Your answer must be an exact copy of every record.

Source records
_ _ _

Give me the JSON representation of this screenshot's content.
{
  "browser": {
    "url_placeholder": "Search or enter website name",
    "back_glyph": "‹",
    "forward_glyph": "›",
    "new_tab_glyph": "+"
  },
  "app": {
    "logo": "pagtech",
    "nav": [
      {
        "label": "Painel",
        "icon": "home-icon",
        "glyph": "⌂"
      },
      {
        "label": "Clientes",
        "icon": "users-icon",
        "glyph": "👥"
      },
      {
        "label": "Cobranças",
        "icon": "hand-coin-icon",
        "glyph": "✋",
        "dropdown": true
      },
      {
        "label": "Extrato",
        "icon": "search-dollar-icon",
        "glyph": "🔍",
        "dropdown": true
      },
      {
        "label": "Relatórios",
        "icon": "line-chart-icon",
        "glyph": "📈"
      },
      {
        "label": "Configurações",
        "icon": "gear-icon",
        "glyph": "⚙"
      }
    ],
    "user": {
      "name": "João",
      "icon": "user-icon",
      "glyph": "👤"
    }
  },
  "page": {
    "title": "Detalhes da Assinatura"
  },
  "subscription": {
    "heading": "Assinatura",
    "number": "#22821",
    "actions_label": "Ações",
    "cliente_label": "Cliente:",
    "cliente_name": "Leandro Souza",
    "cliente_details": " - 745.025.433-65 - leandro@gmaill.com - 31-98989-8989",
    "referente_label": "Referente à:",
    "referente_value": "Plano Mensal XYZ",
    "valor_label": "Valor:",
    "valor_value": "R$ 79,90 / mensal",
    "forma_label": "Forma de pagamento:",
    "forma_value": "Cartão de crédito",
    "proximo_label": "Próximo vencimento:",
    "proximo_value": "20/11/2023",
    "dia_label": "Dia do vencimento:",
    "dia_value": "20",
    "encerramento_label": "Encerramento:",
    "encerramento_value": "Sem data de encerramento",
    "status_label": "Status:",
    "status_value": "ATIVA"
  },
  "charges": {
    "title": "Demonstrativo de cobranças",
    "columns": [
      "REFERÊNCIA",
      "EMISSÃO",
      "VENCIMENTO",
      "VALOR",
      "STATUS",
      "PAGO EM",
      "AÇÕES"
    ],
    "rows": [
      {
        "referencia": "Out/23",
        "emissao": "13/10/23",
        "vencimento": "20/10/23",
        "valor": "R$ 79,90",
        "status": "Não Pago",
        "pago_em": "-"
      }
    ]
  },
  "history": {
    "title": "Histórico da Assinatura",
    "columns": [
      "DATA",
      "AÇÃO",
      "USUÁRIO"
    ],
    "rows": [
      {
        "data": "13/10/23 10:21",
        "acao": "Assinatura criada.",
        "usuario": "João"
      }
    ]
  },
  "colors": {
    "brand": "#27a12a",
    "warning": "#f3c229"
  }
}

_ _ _

## Finished task
Give me the JSON representation of this screenshot's content.
{
  "browser": {
    "url_placeholder": "Search or enter website name",
    "back_glyph": "‹",
    "forward_glyph": "›",
    "new_tab_glyph": "+"
  },
  "app": {
    "logo": "pagtech",
    "nav": [
      {
        "label": "Painel",
        "icon": "home-icon",
        "glyph": "⌂"
      },
      {
        "label": "Clientes",
        "icon": "users-icon",
        "glyph": "👥"
      },
      {
        "label": "Cobranças",
        "icon": "hand-coin-icon",
        "glyph": "✋",
        "dropdown": true
      },
      {
        "label": "Extrato",
        "icon": "search-dollar-icon",
        "glyph": "🔍",
        "dropdown": true
      },
      {
        "label": "Relatórios",
        "icon": "line-chart-icon",
        "glyph": "📈"
      },
      {
        "label": "Configurações",
        "icon": "gear-icon",
        "glyph": "⚙"
      }
    ],
    "user": {
      "name": "João",
      "icon": "user-icon",
      "glyph": "👤"
    }
  },
  "page": {
    "title": "Detalhes da Assinatura"
  },
  "subscription": {
    "heading": "Assinatura",
    "number": "#22821",
    "actions_label": "Ações",
    "cliente_label": "Cliente:",
    "cliente_name": "Leandro Souza",
    "cliente_details": " - 745.025.433-65 - leandro@gmaill.com - 31-98989-8989",
    "referente_label": "Referente à:",
    "referente_value": "Plano Mensal XYZ",
    "valor_label": "Valor:",
    "valor_value": "R$ 79,90 / mensal",
    "forma_label": "Forma de pagamento:",
    "forma_value": "Cartão de crédito",
    "proximo_label": "Próximo vencimento:",
    "proximo_value": "20/11/2023",
    "dia_label": "Dia do vencimento:",
    "dia_value": "20",
    "encerramento_label": "Encerramento:",
    "encerramento_value": "Sem data de encerramento",
    "status_label": "Status:",
    "status_value": "ATIVA"
  },
  "charges": {
    "title": "Demonstrativo de cobranças",
    "columns": [
      "REFERÊNCIA",
      "EMISSÃO",
      "VENCIMENTO",
      "VALOR",
      "STATUS",
      "PAGO EM",
      "AÇÕES"
    ],
    "rows": [
      {
        "referencia": "Out/23",
        "emissao": "13/10/23",
        "vencimento": "20/10/23",
        "valor": "R$ 79,90",
        "status": "Não Pago",
        "pago_em": "-"
      }
    ]
  },
  "history": {
    "title": "Histórico da Assinatura",
    "columns": [
      "DATA",
      "AÇÃO",
      "USUÁRIO"
    ],
    "rows": [
      {
        "data": "13/10/23 10:21",
        "acao": "Assinatura criada.",
        "usuario": "João"
      }
    ]
  },
  "colors": {
    "brand": "#27a12a",
    "warning": "#f3c229"
  }
}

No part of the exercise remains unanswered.